“In her first middle grade novel, author Michelle Kadarusman skilfully uses emotional honesty to capture the turmoil of not fitting in and the hard journey to acceptance in terms children can easily understand. Alba’s spirited nature keeps her afloat through the tough times having a clubfoot has caused, but she is not immune to wanting to be like her classmates, or dreaming of breaking free from her disability.
Alba and Levi’s friendship is a joy to read about. Able to ground each other when needed, they also support putting aside skepticism and doubt for the sake of the other….Drawing on a tale from Peru, Kadarusman ends The Theory of Hummingbirds with the constructive message that all we can do is what we can do. Even a hummingbird dropping beads of water on a raging fire makes a difference, and Alba’s endearing story is sure to change readers as well.” —Amy Mathers
“Why I like this book: Michelle Kadarusman has crafted a richly textured story about [Alba], who has a leg that is directionally challenged. It is a powerful and captivating story about differences and abilities and ‘learning to love who you are and what you can do.’ It is emotionally honest and filled with heart.
It is important for readers to see themselves in realistic characters like [Alba]….
The author’s use of hummingbirds as a poignant metaphor to help Alba embrace her life in a meaningful way and pursue her big dream. ‘Hummingbirds don’t sit around moaning about their tiny feet and that they can’t walk,’ she says. Like [Alba], the author was born with talipes equinovarus (CTEV), more commonly called club foot.
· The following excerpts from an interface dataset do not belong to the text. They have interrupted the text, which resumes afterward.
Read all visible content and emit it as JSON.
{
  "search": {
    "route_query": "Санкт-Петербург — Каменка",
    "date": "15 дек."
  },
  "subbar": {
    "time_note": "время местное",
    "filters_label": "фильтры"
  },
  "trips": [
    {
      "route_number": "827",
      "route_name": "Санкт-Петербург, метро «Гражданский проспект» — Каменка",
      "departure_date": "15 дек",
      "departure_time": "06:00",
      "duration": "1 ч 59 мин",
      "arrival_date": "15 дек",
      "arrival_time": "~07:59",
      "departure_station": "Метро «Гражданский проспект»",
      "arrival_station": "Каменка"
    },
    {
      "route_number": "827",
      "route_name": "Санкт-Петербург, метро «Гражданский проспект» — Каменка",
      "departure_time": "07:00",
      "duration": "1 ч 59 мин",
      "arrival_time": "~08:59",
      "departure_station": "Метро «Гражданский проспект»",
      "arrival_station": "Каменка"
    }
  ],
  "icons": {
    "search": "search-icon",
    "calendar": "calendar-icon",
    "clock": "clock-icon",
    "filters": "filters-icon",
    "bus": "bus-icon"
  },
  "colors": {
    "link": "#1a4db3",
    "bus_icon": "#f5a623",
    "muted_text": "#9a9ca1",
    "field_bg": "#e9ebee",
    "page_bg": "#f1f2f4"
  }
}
The plot is paced well with the perfect amount of tension to keep readers intrigued, engaged and guessing. This is an excellent book for any school library.”
“Rating: G…This is a great story about doing what one can and not always comparing oneself with others. I found this a satisfying read which could stimulate some interesting discussion about limitations and friendship. The love interest of Alba’s mother which is hinted at I found unnecessary, although it does add to the happy ending.
A glossary of hummingbird facts is included as an epilogue.”
“A beautiful lesson in Michelle Kadarusman’s The Theory of Hummingbirds…
Alba and Levi seem like great characters and true friends – brought together by their differences from their classmates, but friends because of their similarities including their love of all things hummingbirds, which we learn a lot about in this book.
I particularly love the lesson – and the way it’s told – about understanding your differences, embracing them and doing what you can to make life as you want it.”
“This was a good read, and I actually learned a lot about hummingbirds. The topic is not often covered in middle grade literature, and the author had surgery to repair a clubfoot in elementary school, so I appreciate the perspective she shares. The book is not long, so it’s appealing to a wide variety of readers.”
“In this book for a middle-grade audience (eight to 12 years), the reader readily identifies with Alba’s efforts. Kadarusman also provides plenty of information on hummingbirds, which have such small feet that they only perch, never walk.”